## TASK OBJECTIVE
Your answer should be the lines of the data below that contain "Armature".

## DATA RECORDS
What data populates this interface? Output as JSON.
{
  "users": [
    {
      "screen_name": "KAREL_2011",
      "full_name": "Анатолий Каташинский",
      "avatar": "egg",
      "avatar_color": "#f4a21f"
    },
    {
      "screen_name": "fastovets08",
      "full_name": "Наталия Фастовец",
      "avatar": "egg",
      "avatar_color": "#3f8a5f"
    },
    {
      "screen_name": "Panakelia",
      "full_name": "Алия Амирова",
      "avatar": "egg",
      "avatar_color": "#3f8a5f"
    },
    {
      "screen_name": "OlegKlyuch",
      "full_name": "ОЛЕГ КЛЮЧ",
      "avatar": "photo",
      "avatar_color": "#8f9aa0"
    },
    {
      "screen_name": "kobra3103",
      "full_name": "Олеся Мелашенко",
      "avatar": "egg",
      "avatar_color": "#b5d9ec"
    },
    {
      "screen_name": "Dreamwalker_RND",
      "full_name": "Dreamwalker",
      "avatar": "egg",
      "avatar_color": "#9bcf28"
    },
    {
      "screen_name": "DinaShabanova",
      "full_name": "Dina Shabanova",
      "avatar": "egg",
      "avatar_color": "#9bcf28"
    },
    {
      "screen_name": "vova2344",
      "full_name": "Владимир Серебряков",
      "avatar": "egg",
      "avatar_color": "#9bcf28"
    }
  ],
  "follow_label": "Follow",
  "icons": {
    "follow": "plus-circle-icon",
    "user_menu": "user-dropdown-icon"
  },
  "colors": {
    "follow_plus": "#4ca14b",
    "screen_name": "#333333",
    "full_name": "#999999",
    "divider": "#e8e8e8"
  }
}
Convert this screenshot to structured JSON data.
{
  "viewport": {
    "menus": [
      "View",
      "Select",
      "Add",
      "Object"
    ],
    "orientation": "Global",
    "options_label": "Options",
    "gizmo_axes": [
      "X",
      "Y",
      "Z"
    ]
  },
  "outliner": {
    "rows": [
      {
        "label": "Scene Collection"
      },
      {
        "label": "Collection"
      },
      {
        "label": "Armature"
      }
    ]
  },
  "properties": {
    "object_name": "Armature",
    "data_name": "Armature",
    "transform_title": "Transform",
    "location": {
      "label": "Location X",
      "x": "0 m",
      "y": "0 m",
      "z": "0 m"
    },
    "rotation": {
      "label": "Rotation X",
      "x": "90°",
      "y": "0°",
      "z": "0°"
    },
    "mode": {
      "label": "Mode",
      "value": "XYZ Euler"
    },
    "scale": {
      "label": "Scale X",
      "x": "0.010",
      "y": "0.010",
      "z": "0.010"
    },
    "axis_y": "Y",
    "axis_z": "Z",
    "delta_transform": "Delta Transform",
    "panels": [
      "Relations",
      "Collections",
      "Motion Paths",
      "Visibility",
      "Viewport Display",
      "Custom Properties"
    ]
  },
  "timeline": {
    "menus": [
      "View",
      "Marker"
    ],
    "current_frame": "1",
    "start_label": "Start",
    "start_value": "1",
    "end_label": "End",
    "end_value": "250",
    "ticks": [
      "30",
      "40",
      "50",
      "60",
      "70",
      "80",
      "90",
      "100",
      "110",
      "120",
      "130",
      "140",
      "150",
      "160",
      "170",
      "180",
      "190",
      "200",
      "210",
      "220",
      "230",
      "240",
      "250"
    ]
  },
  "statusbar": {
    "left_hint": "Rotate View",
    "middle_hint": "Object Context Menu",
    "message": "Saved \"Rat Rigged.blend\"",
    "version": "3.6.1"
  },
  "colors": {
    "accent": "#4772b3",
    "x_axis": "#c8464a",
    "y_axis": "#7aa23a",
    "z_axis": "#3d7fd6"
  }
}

## REPLY
        "label": "Armature"
    "object_name": "Armature",
    "data_name": "Armature",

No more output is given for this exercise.